■ Listed entries ■
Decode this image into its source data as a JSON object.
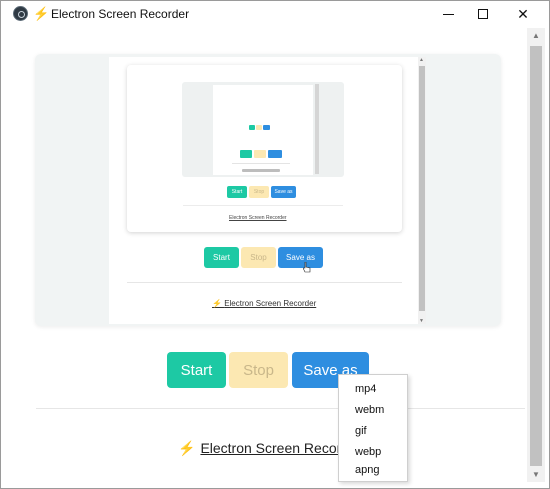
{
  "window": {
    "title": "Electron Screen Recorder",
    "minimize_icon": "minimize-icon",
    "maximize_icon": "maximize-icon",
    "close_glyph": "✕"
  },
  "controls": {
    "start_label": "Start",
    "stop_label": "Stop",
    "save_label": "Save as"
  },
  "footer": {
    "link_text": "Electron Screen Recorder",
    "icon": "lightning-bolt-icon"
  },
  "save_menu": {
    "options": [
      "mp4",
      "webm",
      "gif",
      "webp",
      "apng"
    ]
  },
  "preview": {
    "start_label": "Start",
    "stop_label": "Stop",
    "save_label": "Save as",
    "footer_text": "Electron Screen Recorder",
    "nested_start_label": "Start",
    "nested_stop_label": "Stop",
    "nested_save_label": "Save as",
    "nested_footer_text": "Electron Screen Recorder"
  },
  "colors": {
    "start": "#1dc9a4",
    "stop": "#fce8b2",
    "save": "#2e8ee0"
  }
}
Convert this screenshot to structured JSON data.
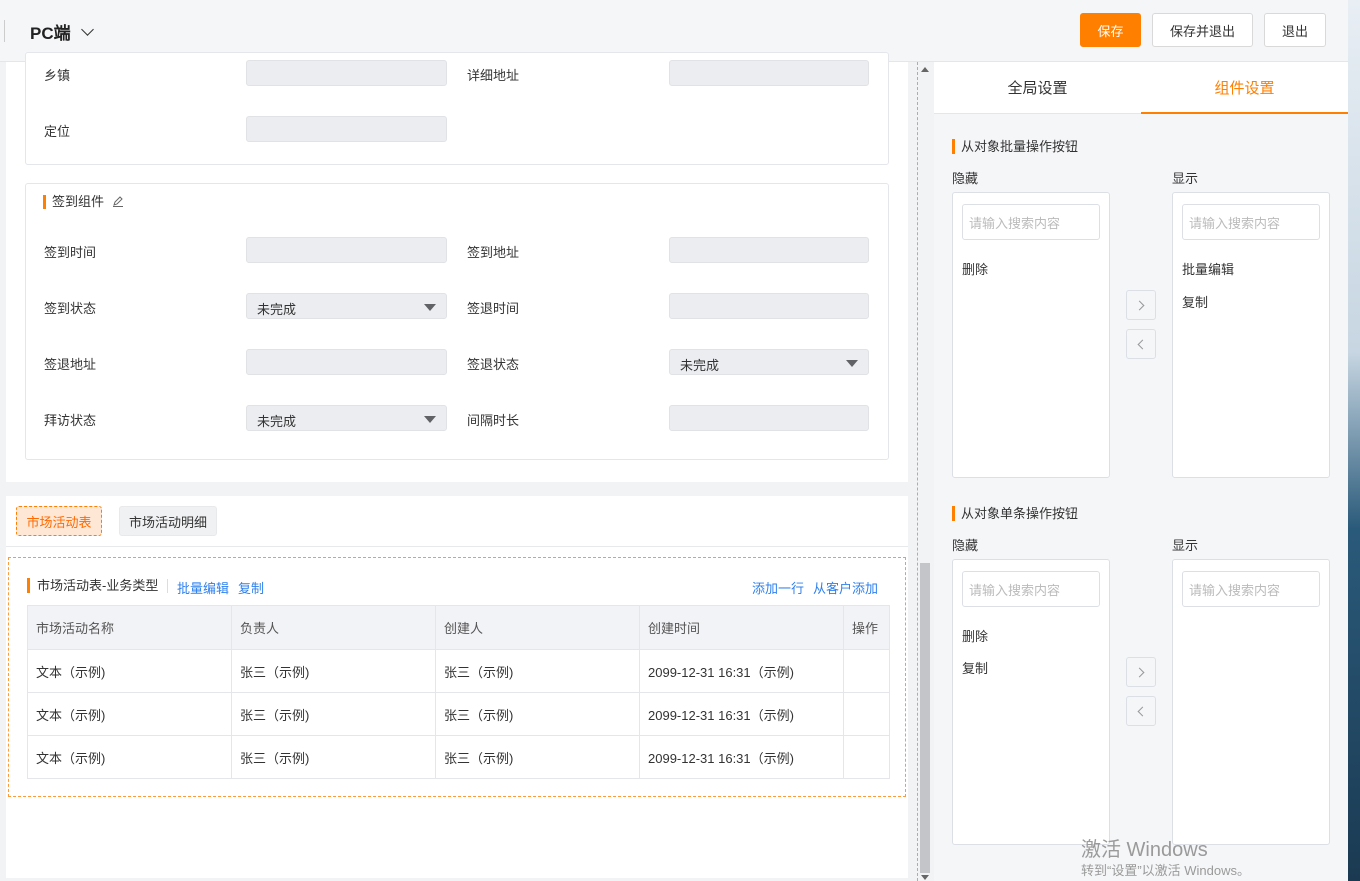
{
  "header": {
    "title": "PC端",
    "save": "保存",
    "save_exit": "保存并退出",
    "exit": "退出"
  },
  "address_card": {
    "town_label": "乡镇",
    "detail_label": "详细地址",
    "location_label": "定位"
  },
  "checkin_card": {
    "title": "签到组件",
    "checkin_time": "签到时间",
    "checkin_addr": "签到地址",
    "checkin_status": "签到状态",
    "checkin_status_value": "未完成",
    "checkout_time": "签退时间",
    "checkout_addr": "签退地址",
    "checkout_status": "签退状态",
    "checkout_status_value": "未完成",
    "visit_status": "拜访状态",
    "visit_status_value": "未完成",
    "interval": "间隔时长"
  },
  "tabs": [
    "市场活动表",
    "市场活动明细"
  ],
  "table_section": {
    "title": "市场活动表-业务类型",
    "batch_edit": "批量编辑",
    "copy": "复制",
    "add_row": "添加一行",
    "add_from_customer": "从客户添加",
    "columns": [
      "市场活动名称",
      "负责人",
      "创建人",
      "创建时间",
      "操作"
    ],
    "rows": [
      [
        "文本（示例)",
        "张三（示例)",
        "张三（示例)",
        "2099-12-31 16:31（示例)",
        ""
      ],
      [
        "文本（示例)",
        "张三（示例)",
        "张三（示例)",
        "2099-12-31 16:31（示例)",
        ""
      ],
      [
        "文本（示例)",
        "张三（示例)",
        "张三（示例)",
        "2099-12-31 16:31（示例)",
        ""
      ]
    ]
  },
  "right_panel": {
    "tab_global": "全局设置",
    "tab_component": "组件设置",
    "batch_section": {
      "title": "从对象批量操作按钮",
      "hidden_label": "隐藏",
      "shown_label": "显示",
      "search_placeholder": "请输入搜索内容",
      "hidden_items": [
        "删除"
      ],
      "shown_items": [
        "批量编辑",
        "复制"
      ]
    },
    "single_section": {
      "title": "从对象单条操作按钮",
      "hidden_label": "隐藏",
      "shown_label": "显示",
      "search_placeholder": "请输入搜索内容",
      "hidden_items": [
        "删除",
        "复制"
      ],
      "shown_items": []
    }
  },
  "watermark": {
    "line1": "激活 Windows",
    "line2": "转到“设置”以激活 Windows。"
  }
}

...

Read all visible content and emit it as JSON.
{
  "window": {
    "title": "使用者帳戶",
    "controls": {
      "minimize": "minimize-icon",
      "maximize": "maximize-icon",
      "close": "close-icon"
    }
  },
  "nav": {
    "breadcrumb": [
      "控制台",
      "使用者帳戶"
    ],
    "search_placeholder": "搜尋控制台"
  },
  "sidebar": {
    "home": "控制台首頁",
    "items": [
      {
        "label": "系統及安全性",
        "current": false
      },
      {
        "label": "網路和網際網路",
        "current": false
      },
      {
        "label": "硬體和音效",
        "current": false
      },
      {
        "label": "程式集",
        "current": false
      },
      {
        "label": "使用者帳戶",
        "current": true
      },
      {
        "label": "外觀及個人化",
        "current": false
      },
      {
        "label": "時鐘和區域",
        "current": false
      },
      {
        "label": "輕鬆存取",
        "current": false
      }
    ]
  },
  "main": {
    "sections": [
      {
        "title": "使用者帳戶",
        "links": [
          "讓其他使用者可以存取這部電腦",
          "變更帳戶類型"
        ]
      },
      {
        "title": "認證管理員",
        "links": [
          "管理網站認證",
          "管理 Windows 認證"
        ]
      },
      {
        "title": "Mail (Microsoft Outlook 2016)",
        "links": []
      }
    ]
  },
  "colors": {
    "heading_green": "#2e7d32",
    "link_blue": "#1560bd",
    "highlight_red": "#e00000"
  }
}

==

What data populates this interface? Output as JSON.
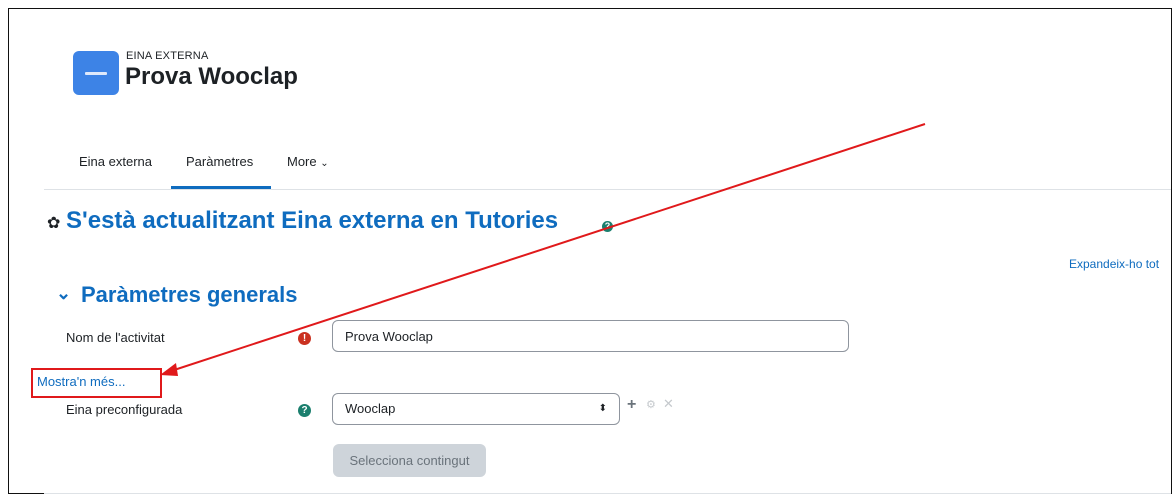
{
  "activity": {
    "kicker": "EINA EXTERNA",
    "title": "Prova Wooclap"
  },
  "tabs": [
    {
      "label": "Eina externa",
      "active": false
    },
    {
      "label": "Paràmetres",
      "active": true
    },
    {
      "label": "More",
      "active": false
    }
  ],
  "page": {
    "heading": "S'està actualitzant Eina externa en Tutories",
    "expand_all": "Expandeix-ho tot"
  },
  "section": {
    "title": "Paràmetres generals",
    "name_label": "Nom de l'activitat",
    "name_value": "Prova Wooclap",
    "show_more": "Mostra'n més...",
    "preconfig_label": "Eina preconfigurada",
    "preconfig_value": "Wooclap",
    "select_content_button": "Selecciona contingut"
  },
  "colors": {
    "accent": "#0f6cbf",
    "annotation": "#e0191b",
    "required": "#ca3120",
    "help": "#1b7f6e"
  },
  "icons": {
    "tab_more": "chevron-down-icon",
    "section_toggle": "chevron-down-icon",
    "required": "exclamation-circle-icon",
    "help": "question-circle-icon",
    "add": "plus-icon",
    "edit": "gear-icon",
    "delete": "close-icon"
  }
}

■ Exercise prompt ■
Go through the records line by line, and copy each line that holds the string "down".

■ Task output ■
    "tab_more": "chevron-down-icon",
    "section_toggle": "chevron-down-icon",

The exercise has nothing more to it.